As the football teams waited out the delay in the locker rooms, the protesters ignored repeated calls from police and the public-address announcer to leave the field. The reaction in the stands was mixed, with some booing and some chants of support. Most of the crowd returned voluntarily to their seats, but 50 protesters were arrested (including the actor Sam Waterston ’62) and charged with disorderly conduct. They were sentenced to five hours of community service, after which the charges will be dropped.

The protest was organized by the student groups Divest Harvard and Fossil Free Yale. In an essay posted on BuzzFeed, the groups wrote, “We believe the status quo, in which our schools profit from fossil-fuel extraction and extort communities on the front lines of the climate emergency, merits rising above an antiquated athletic rivalry. To that end, we took advantage of the visibility of the Game to advocate that Yale and Harvard divest from the fossil-fuel industry and instruct their fund managers to cancel their holdings in Puerto Rico’s debt.”

On the day of the protest, Yale’s Office of Public Affairs and Communications released a statement that affirmed the university’s commitment to free expression but added that “the exercise of free expression on campus is subject to general conditions, and we do not allow disruption of university events.” The statement also approvingly quoted from an Ivy League statement that called it “regrettable that the orchestrated protest came during a time when fellow students were participating in a collegiate career–defining contest and an annual tradition when thousands gather from around the world to enjoy and celebrate the storied traditions of both football programs and universities.”

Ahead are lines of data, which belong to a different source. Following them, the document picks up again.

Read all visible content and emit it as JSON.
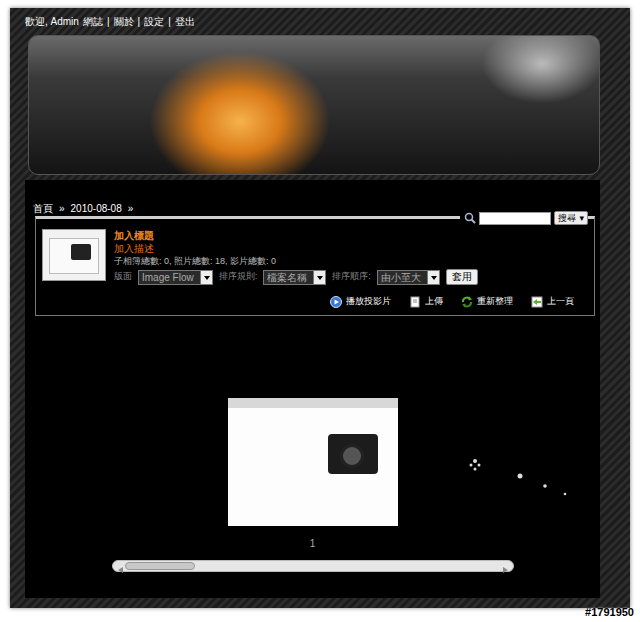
{
  "top_links": {
    "greeting": "歡迎, Admin",
    "items": [
      "網誌",
      "關於",
      "設定",
      "登出"
    ],
    "separator": "|"
  },
  "breadcrumb": {
    "items": [
      "首頁",
      "2010-08-08"
    ],
    "separator": "»"
  },
  "album": {
    "title": "加入標題",
    "description": "加入描述",
    "stats": "子相簿總數: 0, 照片總數: 18, 影片總數: 0",
    "controls": [
      {
        "label": "版面",
        "value": "Image Flow"
      },
      {
        "label": "排序規則:",
        "value": "檔案名稱"
      },
      {
        "label": "排序順序:",
        "value": "由小至大"
      }
    ],
    "apply_button": "套用"
  },
  "search": {
    "button": "搜尋",
    "button_arrow": "▾"
  },
  "actions": [
    {
      "label": "播放投影片",
      "kind": "play"
    },
    {
      "label": "上傳",
      "kind": "upload"
    },
    {
      "label": "重新整理",
      "kind": "refresh"
    },
    {
      "label": "上一頁",
      "kind": "back"
    }
  ],
  "viewer": {
    "caption": "1",
    "scroll": {
      "level": 0
    }
  },
  "watermark": "#1791950"
}
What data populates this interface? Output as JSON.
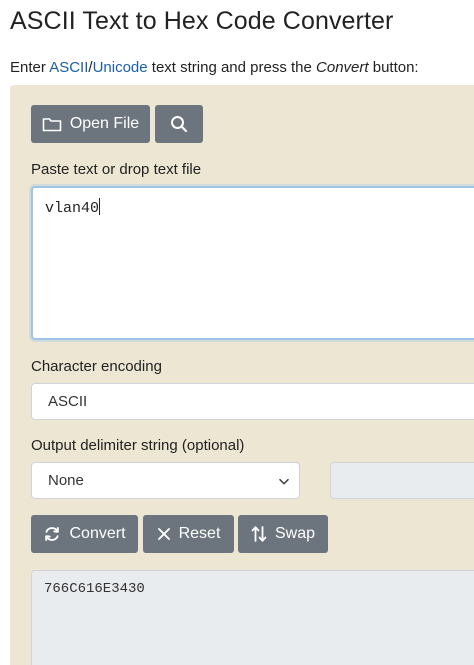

In a statement on December 1, President Peter Salovey ’86PhD addressed the substance of the protest, noting Yale’s commitment to “addressing climate change substantively and relentlessly—and with increasing intensity” through teaching, research, and reducing the university’s own carbon footprint (see “Yale and the Climate,” page 58). Although the university does not support divestment, he wrote, Yale’s investment policy favors shareholder resolutions that call for companies to disclose how they address climate issues. Yale also instructs its managers not to hold companies that ignore the social and financial costs of climate change and “that fail to take economically sensible steps to reduce greenhouse gas emissions.”

Post a comment